Action item - Whenever a line below holds the word "Plot", count it; please give only the final number.

Data items
******

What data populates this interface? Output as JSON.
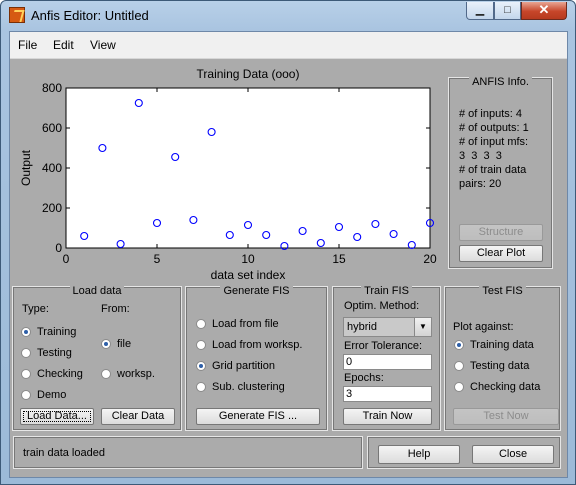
{
  "window": {
    "title": "Anfis Editor: Untitled",
    "minimize": "▁",
    "maximize": "□",
    "close": "✕"
  },
  "menu": [
    "File",
    "Edit",
    "View"
  ],
  "chart_data": {
    "type": "scatter",
    "title": "Training Data (ooo)",
    "xlabel": "data set index",
    "ylabel": "Output",
    "xlim": [
      0,
      20
    ],
    "ylim": [
      0,
      800
    ],
    "xticks": [
      0,
      5,
      10,
      15,
      20
    ],
    "yticks": [
      0,
      200,
      400,
      600,
      800
    ],
    "marker": "circle",
    "marker_color": "#0000ff",
    "grid": false,
    "x": [
      1,
      2,
      3,
      4,
      5,
      6,
      7,
      8,
      9,
      10,
      11,
      12,
      13,
      14,
      15,
      16,
      17,
      18,
      19,
      20
    ],
    "y": [
      60,
      500,
      20,
      725,
      125,
      455,
      140,
      580,
      65,
      115,
      65,
      10,
      85,
      25,
      105,
      55,
      120,
      70,
      15,
      125
    ]
  },
  "anfis_info": {
    "title": "ANFIS Info.",
    "inputs": "# of inputs: 4",
    "outputs": "# of outputs: 1",
    "mfs_label": "# of input mfs:",
    "mfs_values": "3  3  3  3",
    "train_label": "# of train data",
    "train_pairs": "pairs: 20",
    "structure_btn": "Structure",
    "clear_plot_btn": "Clear Plot"
  },
  "load_data": {
    "title": "Load data",
    "type_label": "Type:",
    "from_label": "From:",
    "types": [
      "Training",
      "Testing",
      "Checking",
      "Demo"
    ],
    "sources": [
      "file",
      "worksp."
    ],
    "load_btn": "Load Data...",
    "clear_btn": "Clear Data"
  },
  "generate_fis": {
    "title": "Generate FIS",
    "options": [
      "Load from file",
      "Load from worksp.",
      "Grid partition",
      "Sub. clustering"
    ],
    "generate_btn": "Generate FIS ..."
  },
  "train_fis": {
    "title": "Train FIS",
    "method_label": "Optim. Method:",
    "method_value": "hybrid",
    "tolerance_label": "Error Tolerance:",
    "tolerance_value": "0",
    "epochs_label": "Epochs:",
    "epochs_value": "3",
    "train_btn": "Train Now"
  },
  "test_fis": {
    "title": "Test FIS",
    "plot_against_label": "Plot against:",
    "options": [
      "Training data",
      "Testing data",
      "Checking data"
    ],
    "test_btn": "Test Now"
  },
  "status": {
    "message": "train data loaded"
  },
  "footer": {
    "help_btn": "Help",
    "close_btn": "Close"
  }
}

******

Exercise response - 2